> EXERCISE AIM
From the listing below, extract every line in which the word "JSON" appears.

START TASK MATERIAL

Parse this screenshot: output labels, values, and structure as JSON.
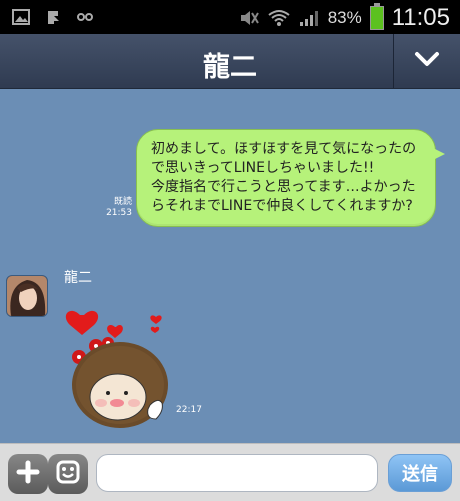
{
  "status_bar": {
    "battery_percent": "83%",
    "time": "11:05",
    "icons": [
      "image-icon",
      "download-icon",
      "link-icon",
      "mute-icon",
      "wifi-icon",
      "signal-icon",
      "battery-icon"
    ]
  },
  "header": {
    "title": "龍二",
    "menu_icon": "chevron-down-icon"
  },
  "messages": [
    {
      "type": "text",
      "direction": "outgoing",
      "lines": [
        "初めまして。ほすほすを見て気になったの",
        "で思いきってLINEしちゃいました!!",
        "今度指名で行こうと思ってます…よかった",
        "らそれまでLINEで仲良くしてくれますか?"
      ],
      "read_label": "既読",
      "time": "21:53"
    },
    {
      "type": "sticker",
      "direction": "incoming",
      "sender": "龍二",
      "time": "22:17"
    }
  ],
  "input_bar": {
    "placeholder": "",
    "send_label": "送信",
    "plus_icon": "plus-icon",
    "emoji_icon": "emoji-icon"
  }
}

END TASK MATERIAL
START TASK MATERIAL

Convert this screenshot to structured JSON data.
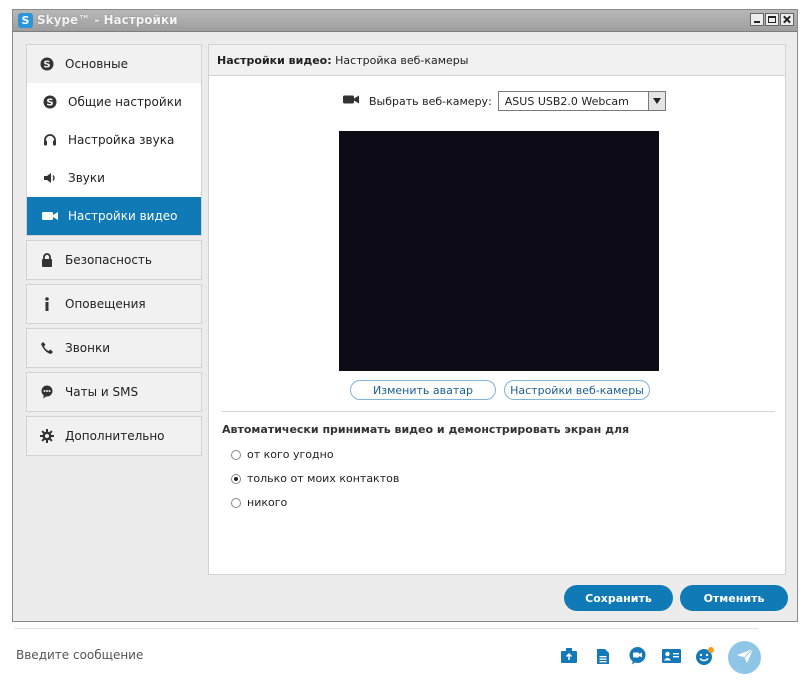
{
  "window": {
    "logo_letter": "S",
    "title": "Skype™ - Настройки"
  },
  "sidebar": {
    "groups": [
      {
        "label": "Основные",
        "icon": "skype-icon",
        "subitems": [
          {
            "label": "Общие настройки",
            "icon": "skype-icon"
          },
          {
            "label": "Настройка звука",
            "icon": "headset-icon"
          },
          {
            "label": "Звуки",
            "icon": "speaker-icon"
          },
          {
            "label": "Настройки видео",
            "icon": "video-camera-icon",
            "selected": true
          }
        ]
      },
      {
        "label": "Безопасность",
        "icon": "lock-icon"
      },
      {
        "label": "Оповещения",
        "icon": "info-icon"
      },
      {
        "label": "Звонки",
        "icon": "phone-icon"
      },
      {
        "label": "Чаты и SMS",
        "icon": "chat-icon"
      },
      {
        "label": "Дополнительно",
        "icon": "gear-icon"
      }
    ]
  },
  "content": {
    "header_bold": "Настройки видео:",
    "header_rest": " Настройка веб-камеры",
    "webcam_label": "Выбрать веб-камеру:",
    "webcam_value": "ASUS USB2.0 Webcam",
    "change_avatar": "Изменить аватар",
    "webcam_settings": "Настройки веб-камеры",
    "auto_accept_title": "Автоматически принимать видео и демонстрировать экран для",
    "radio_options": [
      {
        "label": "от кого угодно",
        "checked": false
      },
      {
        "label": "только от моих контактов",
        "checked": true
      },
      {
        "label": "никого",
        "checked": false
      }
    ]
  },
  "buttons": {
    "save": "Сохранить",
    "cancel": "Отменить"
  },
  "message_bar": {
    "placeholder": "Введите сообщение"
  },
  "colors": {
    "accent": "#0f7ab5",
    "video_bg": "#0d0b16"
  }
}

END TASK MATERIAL
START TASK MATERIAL

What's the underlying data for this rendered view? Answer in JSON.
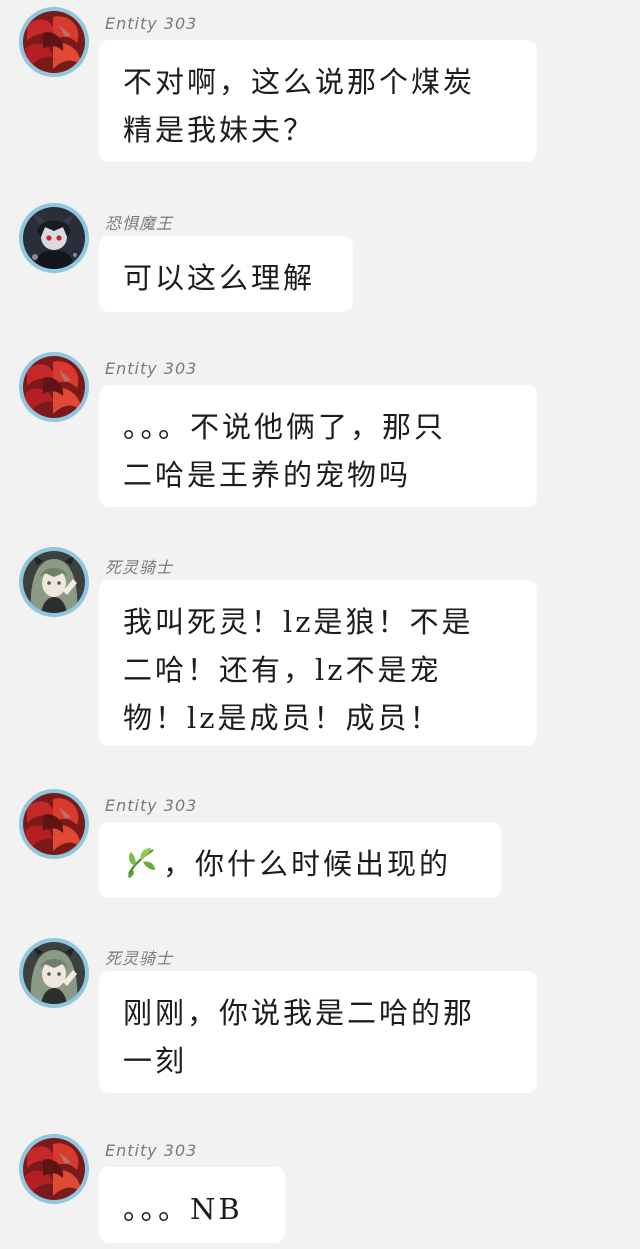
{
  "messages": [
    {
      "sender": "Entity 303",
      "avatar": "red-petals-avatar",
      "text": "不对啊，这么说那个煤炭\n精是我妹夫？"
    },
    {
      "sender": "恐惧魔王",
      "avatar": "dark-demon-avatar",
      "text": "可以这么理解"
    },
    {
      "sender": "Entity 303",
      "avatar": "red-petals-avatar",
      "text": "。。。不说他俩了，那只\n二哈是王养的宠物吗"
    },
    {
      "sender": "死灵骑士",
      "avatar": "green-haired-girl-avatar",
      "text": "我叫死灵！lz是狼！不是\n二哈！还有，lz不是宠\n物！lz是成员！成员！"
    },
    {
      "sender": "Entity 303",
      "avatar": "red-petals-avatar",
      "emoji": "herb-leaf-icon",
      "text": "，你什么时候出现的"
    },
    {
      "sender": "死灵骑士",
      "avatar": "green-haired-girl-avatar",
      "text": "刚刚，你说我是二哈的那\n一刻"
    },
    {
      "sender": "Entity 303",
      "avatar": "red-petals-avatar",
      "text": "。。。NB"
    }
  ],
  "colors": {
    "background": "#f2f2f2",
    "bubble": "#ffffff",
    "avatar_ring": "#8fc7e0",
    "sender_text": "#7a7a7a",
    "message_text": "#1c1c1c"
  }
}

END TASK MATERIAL

> EXERCISE RESPONSE
Parse this screenshot: output labels, values, and structure as JSON.
Convert this screenshot to structured JSON data.
What's the underlying data for this rendered view? Answer in JSON.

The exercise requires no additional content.